January 14, 2016

On January 12, 2016, in his State of the Union address President Obama called for "hands-on computer science and math classes" for every student. On December 12-13, 2015, more than 7,500 visitors discovered how important and fun computer science could be at the Museum of Science, Boston. (See photo.) .

Computer Science Education Week launched its first "Hour of Code" in December 2013 to show that anyone can create computer code, including the President who participated. As of January 15, 201,384,142 people (48% female) have written 11,151,730,618 lines of code. Each year, Computer Science Education Week celebrates the birthday of computer pioneer Admiral Grace Hopper.

Says Museum educator Lydia Beall, "We want to spark future software engineers." There are more than 600,000 open computing jobs nationwide. But computer science is taught in less than 25% of American schools. Says Beall, "Computer science is critical."

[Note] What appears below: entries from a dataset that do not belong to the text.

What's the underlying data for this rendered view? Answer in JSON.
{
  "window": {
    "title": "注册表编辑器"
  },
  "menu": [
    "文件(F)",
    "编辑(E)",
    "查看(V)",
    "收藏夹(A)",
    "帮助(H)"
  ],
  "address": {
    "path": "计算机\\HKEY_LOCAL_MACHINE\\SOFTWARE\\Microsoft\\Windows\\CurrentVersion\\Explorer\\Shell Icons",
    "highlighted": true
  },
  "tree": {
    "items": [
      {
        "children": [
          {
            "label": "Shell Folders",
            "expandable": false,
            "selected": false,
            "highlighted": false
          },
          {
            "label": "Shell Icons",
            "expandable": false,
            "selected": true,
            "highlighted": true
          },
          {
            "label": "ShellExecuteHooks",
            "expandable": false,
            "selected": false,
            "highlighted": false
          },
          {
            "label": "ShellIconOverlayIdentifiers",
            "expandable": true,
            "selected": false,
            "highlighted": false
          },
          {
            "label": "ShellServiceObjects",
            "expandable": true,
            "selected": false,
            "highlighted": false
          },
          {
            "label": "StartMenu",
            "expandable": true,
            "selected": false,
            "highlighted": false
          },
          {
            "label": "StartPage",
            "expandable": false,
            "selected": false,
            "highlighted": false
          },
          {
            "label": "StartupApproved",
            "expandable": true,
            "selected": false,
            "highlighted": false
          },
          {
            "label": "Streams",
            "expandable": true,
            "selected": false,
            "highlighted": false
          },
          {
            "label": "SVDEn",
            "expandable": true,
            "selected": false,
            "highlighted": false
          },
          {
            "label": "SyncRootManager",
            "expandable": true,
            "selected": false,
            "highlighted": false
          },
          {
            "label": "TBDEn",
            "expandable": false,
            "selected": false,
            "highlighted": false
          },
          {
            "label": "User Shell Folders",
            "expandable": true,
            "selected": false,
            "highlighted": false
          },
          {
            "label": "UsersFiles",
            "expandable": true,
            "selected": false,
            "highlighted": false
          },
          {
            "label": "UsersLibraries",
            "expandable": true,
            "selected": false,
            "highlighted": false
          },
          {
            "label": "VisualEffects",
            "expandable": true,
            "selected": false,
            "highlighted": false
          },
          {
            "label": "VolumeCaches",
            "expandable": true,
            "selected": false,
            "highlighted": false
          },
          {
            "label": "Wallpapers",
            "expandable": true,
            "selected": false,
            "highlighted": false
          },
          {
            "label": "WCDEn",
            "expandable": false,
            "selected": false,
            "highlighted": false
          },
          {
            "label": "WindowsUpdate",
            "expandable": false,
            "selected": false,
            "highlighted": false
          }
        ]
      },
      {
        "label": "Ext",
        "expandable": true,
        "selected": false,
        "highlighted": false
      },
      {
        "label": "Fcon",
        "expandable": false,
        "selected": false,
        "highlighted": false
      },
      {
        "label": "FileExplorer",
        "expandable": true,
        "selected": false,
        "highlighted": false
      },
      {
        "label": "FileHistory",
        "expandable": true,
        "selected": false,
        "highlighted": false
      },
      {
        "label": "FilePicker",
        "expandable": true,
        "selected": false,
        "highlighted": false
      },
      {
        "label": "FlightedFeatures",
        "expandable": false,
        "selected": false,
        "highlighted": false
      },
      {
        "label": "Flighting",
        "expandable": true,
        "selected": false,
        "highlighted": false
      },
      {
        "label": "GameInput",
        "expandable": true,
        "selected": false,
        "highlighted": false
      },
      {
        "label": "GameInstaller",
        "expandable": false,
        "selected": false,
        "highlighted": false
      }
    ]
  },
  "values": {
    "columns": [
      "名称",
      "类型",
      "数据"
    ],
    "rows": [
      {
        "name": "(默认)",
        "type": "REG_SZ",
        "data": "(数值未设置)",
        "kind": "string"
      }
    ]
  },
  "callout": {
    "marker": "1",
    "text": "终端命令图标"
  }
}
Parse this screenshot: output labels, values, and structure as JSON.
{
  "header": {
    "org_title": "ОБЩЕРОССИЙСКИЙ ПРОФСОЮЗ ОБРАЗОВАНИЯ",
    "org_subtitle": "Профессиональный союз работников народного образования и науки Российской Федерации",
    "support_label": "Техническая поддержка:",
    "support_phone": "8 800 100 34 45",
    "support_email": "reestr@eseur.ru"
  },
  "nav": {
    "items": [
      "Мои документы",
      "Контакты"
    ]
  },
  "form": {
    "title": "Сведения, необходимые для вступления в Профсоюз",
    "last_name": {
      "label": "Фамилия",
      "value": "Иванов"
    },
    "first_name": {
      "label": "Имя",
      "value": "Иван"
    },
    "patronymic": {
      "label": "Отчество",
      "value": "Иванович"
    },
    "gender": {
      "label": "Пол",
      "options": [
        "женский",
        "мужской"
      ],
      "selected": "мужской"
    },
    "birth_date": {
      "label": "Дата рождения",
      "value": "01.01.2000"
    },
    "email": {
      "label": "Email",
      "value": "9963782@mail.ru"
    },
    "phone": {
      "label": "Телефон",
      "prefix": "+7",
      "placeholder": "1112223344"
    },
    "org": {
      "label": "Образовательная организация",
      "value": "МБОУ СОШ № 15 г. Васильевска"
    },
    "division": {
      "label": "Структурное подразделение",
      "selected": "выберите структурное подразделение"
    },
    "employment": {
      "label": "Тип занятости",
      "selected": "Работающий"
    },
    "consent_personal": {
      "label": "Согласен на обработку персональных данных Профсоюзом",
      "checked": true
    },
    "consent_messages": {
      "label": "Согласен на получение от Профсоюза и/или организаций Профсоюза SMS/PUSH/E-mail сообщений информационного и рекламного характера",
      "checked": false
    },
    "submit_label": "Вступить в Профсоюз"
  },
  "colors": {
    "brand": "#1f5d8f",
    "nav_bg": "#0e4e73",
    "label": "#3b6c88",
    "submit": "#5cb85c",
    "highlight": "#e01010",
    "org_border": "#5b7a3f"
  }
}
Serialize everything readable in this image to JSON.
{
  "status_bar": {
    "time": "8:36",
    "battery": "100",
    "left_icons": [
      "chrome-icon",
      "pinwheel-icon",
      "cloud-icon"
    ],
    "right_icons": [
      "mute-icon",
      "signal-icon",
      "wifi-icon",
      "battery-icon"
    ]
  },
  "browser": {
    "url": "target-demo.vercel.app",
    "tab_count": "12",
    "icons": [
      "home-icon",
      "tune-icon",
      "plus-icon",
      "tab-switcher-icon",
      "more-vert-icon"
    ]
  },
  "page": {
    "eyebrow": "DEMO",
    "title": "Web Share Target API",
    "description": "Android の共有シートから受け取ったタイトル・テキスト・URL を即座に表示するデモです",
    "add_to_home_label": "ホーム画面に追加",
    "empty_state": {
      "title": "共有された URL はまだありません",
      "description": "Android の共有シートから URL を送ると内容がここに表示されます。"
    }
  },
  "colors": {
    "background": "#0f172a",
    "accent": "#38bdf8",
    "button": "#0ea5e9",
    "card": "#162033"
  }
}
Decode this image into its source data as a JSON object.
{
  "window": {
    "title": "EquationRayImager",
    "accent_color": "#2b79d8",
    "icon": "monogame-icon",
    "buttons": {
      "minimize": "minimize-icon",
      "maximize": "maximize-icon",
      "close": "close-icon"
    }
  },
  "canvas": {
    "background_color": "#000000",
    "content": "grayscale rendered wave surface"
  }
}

At the two-day event, Museum Premier Partner Microsoft introduced programming basics using code games. Visitors could also program a robot to sense the world using blocks; design, build, and test circuits made from dough; and create an artificial intelligence to play tic-tac-toe. As visitors participated, they collected stamps on "passports." Local inventors, computer scientists, and roboticists also shared projects. Other community partners included MassTLC, Aldebaran Robotics, MassCAN CS Sparks, Wyss Institute at Harvard University, Juventas New Music Ensemble, JumpSmart, and Resilient Coders.

Of special note since June 2015, 321,800 Museum visitors explored the science, technology, engineering and math used by Pixar to create their award-winning films. Developed in collaboration with Pixar Animation Studios, The Science Behind Pixar exhibition this month begins a national tour transforming the complexities of computer science into compelling experiences. The Museum's Tech Studio offers hands-on experiences in computing and engineering year-round.

The Museum supports Code.org and Computing in the Core, as we all seek to elevate the profile of K-12 computer science education and make computer science a core academic subject.

Related Links

The Museum of Science, Boston

  1 Science Park, Boston, MA 02114  phone: 617-723-2500   information@mos.org